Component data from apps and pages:
■ ■ ■
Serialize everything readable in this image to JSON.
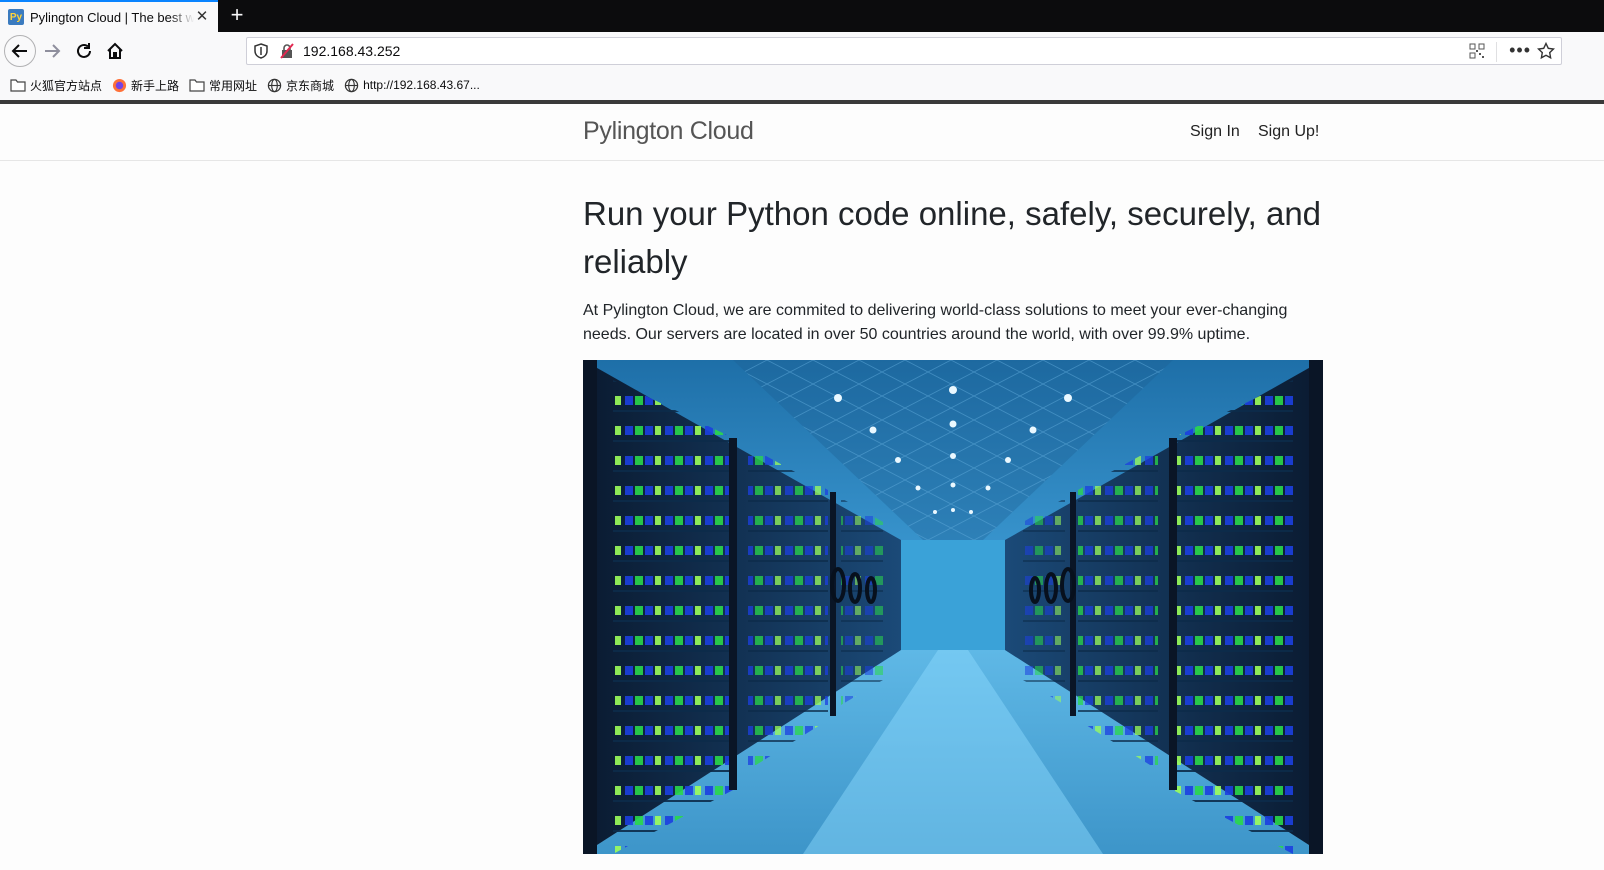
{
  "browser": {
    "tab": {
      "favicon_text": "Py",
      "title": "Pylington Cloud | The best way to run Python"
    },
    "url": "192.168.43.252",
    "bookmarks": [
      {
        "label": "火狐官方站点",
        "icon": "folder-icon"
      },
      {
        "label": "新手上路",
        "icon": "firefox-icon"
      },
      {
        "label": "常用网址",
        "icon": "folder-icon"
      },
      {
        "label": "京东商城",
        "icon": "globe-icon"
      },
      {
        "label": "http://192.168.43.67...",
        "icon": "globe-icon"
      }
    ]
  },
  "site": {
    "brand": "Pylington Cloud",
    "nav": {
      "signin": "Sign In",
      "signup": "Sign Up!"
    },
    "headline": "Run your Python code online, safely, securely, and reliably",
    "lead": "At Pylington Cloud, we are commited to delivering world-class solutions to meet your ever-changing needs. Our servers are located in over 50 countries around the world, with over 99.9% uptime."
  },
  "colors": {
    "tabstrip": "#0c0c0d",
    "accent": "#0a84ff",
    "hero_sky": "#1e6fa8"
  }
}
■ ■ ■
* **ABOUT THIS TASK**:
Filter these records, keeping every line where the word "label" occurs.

* **RESPONSE BOX**:
        "label": "火狐官方站点",
        "label": "新手上路",
        "label": "常用网址",
        "label": "京东商城",
        "label": "http://192.168.43.67...",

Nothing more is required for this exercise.